You won't find any high-rise hotels along the shoreline here. No tacky amusement arcades, either. Just miles of pristine beaches and dune grass rippling in the wind. You'll also see the occasional cottage inhabited by some lucky soul who managed to get his or her hands on it before the coastline became the federally protected Cape Cod National Seashore in the early 1960s.

While they share the majestic National Seashore, Outer Cape towns are quite diverse. Eastham, as the official gateway to the National Seashore, certainly gets its share of visitors, yet there is also a sleepy quality to this town, which used to have the distinction of being the turnip capital of the country.

Wellfleet, called the art-gallery town, is in my view one of the nicest towns on Cape Cod. Main Street is lined with intriguing shops in historic buildings. Commercial Street, which leads to the harbor, has art galleries filled with work inspired by local artists. Wellfleet was for years one of the premier fishing villages on Cape Cod, and it still has a bustling and picturesque harbor.

Some of Cape Cod's finest swimming holes and most spectacular beaches line the coast of Wellfleet.

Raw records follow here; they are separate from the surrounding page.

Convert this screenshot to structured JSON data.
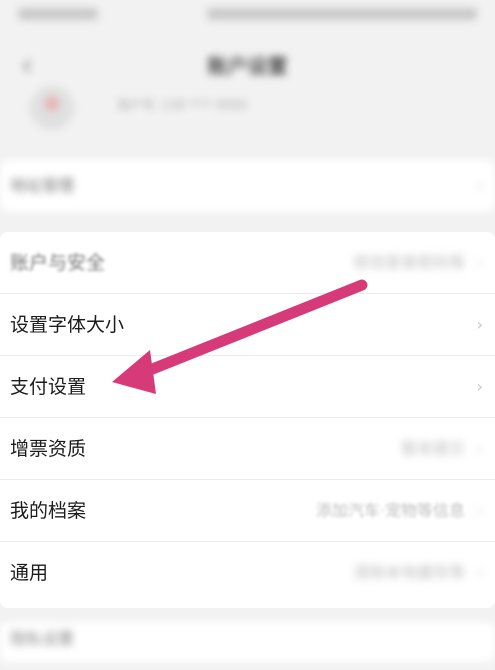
{
  "header": {
    "title": "账户设置"
  },
  "profile": {
    "phone": "账户号: 138 **** 0000"
  },
  "address": {
    "label": "地址管理"
  },
  "settings": {
    "items": [
      {
        "label": "账户与安全",
        "value": "修改登录密码等"
      },
      {
        "label": "设置字体大小",
        "value": ""
      },
      {
        "label": "支付设置",
        "value": ""
      },
      {
        "label": "增票资质",
        "value": "暂未提交"
      },
      {
        "label": "我的档案",
        "value": "添加汽车·宠物等信息"
      },
      {
        "label": "通用",
        "value": "清除本地缓存等"
      }
    ]
  },
  "bottom": {
    "label": "隐私设置"
  },
  "colors": {
    "arrow": "#d63a78",
    "background": "#f2f2f2"
  },
  "icons": {
    "back": "chevron-left-icon",
    "row_arrow": "chevron-right-icon",
    "annotation": "arrow-icon"
  }
}
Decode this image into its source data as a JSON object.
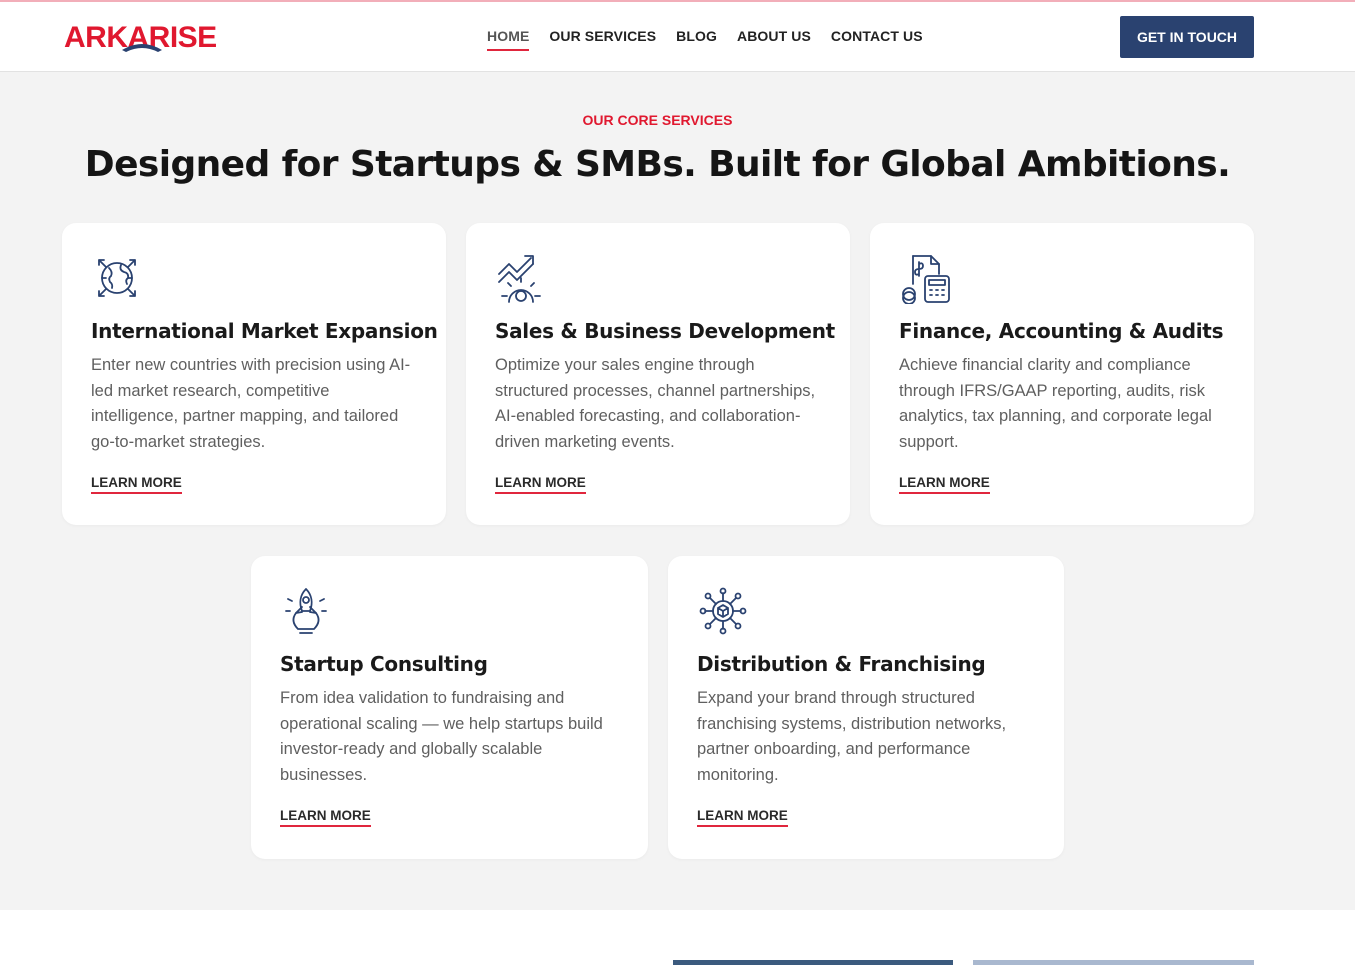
{
  "brand": {
    "name": "ARKARISE",
    "color": "#e0182f",
    "accent": "#2a4270"
  },
  "nav": {
    "items": [
      {
        "label": "HOME",
        "active": true
      },
      {
        "label": "OUR SERVICES",
        "active": false
      },
      {
        "label": "BLOG",
        "active": false
      },
      {
        "label": "ABOUT US",
        "active": false
      },
      {
        "label": "CONTACT US",
        "active": false
      }
    ],
    "cta_label": "GET IN TOUCH"
  },
  "section": {
    "eyebrow": "OUR CORE SERVICES",
    "title": "Designed for Startups & SMBs. Built for Global Ambitions."
  },
  "services": [
    {
      "icon": "globe-arrows-icon",
      "title": "International Market Expansion",
      "description": "Enter new countries with precision using AI-led market research, competitive intelligence, partner mapping, and tailored go-to-market strategies.",
      "link": "LEARN MORE"
    },
    {
      "icon": "growth-gear-icon",
      "title": "Sales & Business Development",
      "description": "Optimize your sales engine through structured processes, channel partnerships, AI-enabled forecasting, and collaboration-driven marketing events.",
      "link": "LEARN MORE"
    },
    {
      "icon": "calculator-document-icon",
      "title": "Finance, Accounting & Audits",
      "description": "Achieve financial clarity and compliance through IFRS/GAAP reporting, audits, risk analytics, tax planning, and corporate legal support.",
      "link": "LEARN MORE"
    },
    {
      "icon": "rocket-bulb-icon",
      "title": "Startup Consulting",
      "description": "From idea validation to fundraising and operational scaling — we help startups build investor-ready and globally scalable businesses.",
      "link": "LEARN MORE"
    },
    {
      "icon": "network-box-icon",
      "title": "Distribution & Franchising",
      "description": "Expand your brand through structured franchising systems, distribution networks, partner onboarding, and performance monitoring.",
      "link": "LEARN MORE"
    }
  ]
}
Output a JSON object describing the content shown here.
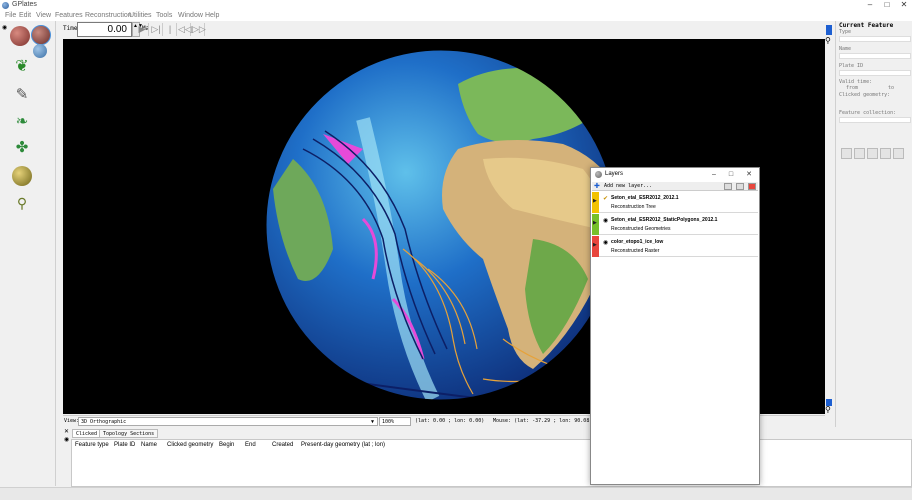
{
  "app": {
    "title": "GPlates"
  },
  "window_controls": {
    "minimize": "–",
    "maximize": "□",
    "close": "✕"
  },
  "menu": [
    "File",
    "Edit",
    "View",
    "Features",
    "Reconstruction",
    "Utilities",
    "Tools",
    "Window",
    "Help"
  ],
  "timebar": {
    "label": "Time:",
    "value": "0.00",
    "unit": "Ma",
    "spin": "▲▼",
    "buttons": [
      "▶",
      "▷|",
      "|◁◁",
      "◁◁",
      "▷▷"
    ]
  },
  "right_panel": {
    "header": "Current Feature",
    "fields": [
      "Type",
      "Name",
      "Plate ID",
      "Valid time:",
      "Clicked geometry:",
      "Feature collection:"
    ],
    "valid_from": "from",
    "valid_to": "to"
  },
  "statusbar": {
    "view_label": "View:",
    "view_value": "3D Orthographic",
    "zoom": "100%",
    "center_coords": "(lat: 0.00 ; lon: 0.00)",
    "mouse_coords": "Mouse: (lat: -37.29 ; lon: 90.08) (of"
  },
  "bottom_panel": {
    "tabs": [
      "Clicked",
      "Topology Sections"
    ],
    "columns": [
      "Feature type",
      "Plate ID",
      "Name",
      "Clicked geometry",
      "Begin",
      "End",
      "Created",
      "Present-day geometry (lat ; lon)"
    ]
  },
  "layers_window": {
    "title": "Layers",
    "add_layer": "Add new layer...",
    "layers": [
      {
        "name": "Seton_etal_ESR2012_2012.1",
        "type": "Reconstruction Tree",
        "color": "#f2c200"
      },
      {
        "name": "Seton_etal_ESR2012_StaticPolygons_2012.1",
        "type": "Reconstructed Geometries",
        "color": "#76c02a"
      },
      {
        "name": "color_etopo1_ice_low",
        "type": "Reconstructed Raster",
        "color": "#e8463d"
      }
    ]
  },
  "colors": {
    "accent": "#1d5fd1",
    "canvas_bg": "#000000"
  }
}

Tiny Truro is the least developed of the Cape's towns; it has the smallest population and the highest proportion of acreage reserved for the National Seashore. The fact that this blink-and-you-miss-it town has four libraries should tell you something about its residents.

Provincetown is a former Portuguese fishing village turned into a world-famous art and gay scene with a flamboyant nightlife. The main drag (so to speak) is Commercial Street, with the best shopping on Cape Cod. Families come for the strolling, museums, and whale-watching; bon vivants for the restaurants, cafes, and entertainment. And the beaches? Seemingly endless.